Pragmatic leaders might gauge sentiment on each engagement beforehand, if they felt that were a necessary precondition of enforcement of the doctrine, in any particular case. We might go after some leaders a few years after their crimes, once our national mood allowed our next intervention, but that wouldn’t weaken the deterrent effect of the doctrine itself. As our effectiveness in leader removal grew, we’d add more conditions to doctrine, to keep our number of engagements on par with our growing defensive abilities, in a world of ever-smarter warbots and intelligence. In each case of leader removal, we would need plenty of boots on the ground to stabilize the country, hold elections, and to do very time-limited infastructure development and nationbuilding, with clear exit dates. We’d also need our leaders to fully embrace the changing role of our military in the modern world, a role that now includes safety, humanitarian actions, environmental sustainability and limited infrastructure development and nationbuilding. But I think these new roles for our defense establishment are becoming increasingly mandated anyway. They are where the trendlines are taking us.
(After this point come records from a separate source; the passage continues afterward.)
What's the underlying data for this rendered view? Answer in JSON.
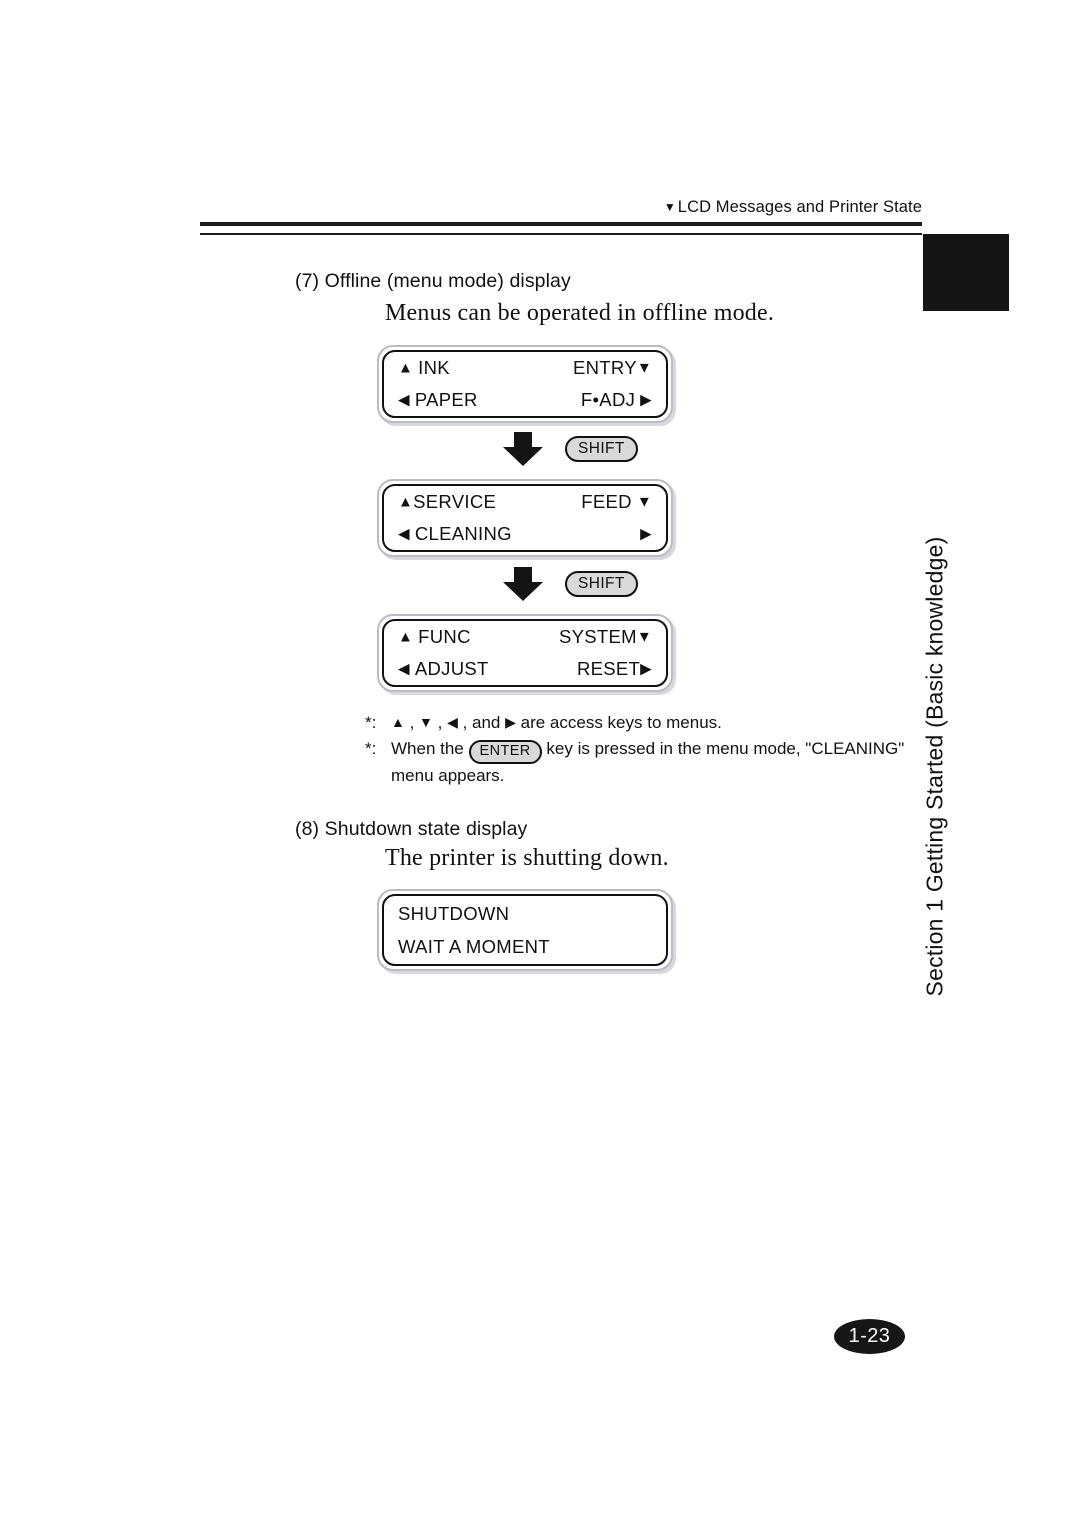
{
  "header": {
    "marker": "▼",
    "title": "LCD Messages and Printer State"
  },
  "side_tab": {
    "section_label": "Section 1  Getting Started (Basic knowledge)"
  },
  "section7": {
    "heading": "(7) Offline (menu mode) display",
    "caption": "Menus can be operated in offline mode.",
    "displays": [
      {
        "row1_left_glyph": "▲",
        "row1_left_text": "INK",
        "row1_right_text": "ENTRY",
        "row1_right_glyph": "▼",
        "row2_left_glyph": "◀",
        "row2_left_text": "PAPER",
        "row2_right_text": "F•ADJ",
        "row2_right_glyph": "▶"
      },
      {
        "row1_left_glyph": "▲",
        "row1_left_text": "SERVICE",
        "row1_right_text": "FEED",
        "row1_right_glyph": "▼",
        "row2_left_glyph": "◀",
        "row2_left_text": "CLEANING",
        "row2_right_text": "",
        "row2_right_glyph": "▶"
      },
      {
        "row1_left_glyph": "▲",
        "row1_left_text": "FUNC",
        "row1_right_text": "SYSTEM",
        "row1_right_glyph": "▼",
        "row2_left_glyph": "◀",
        "row2_left_text": "ADJUST",
        "row2_right_text": "RESET",
        "row2_right_glyph": "▶"
      }
    ],
    "shift_key_label": "SHIFT",
    "notes": [
      {
        "mark": "*:",
        "parts": [
          {
            "type": "glyph",
            "text": "▲"
          },
          {
            "type": "text",
            "text": " , "
          },
          {
            "type": "glyph",
            "text": "▼"
          },
          {
            "type": "text",
            "text": " , "
          },
          {
            "type": "glyph",
            "text": "◀"
          },
          {
            "type": "text",
            "text": " , and "
          },
          {
            "type": "glyph",
            "text": "▶"
          },
          {
            "type": "text",
            "text": "  are access keys to menus."
          }
        ],
        "plain": "▲ , ▼ , ◀ , and ▶  are access keys to menus."
      },
      {
        "mark": "*:",
        "prefix": "When the",
        "key": "ENTER",
        "suffix": "key is pressed in the menu mode, \"CLEANING\"",
        "continuation": "menu appears."
      }
    ]
  },
  "section8": {
    "heading": "(8) Shutdown state display",
    "caption": "The printer is shutting down.",
    "display": {
      "line1": "SHUTDOWN",
      "line2": "WAIT A MOMENT"
    }
  },
  "footer": {
    "page_number": "1-23"
  },
  "colors": {
    "ink": "#111111",
    "key_fill": "#d9d9d9",
    "panel_border": "#b9bcc4",
    "panel_shadow": "#d6d8dd",
    "tab_black": "#151515"
  }
}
Some might argue that an accountability doctrine would reduce the need for a large US military, but I would disagree. Used wisely, such a doctrine would maintain or grow the global role of the US defense establishment over the next two generations. Safety doesn’t come cheap. There are many aggressive and violent regimes worth removing and sanctioning in the world, and a red line for armed invasion, removal of leadership, limited development, and staging of elections would place new demands on the US and allied military forces, even as each engagement would typically be concluded on a faster timetable than traditional warfare. An accountability doctrine, if it included ethnic cleansing and genocide conditions, would have dictated our involvement not only in Bosnia and Rwanda and Somalia, but in a handful of other African and Asian countries since 1991. I think many Americans would have gladly supported such interventions, especially after our rapid success in and exit from Iraq in 1991. An accountability doctrine in Gulf War I would have been a lot less expensive and more effective than US $3 trillion we’ll end up spending in Gulf War II, after disability benefits are factored in. Even Putin’s Crimea annexation in 2014 likely would never have happened.
In this political counterfactual, this is the alternative global future that we missed.
Finally, if we combine an accountability doctrine with an Autonomy Doctrine, I believe we could have made our other major war in Afghanistan, and many of our future wars, a lot less expensive and more effective as well. I am hopeful that in a more evidence-based political world, our smart agents will advise us to require our leaders to implement a clear set of accountability and autonomy doctrines in US foreign policy in coming decades. Foresight matters!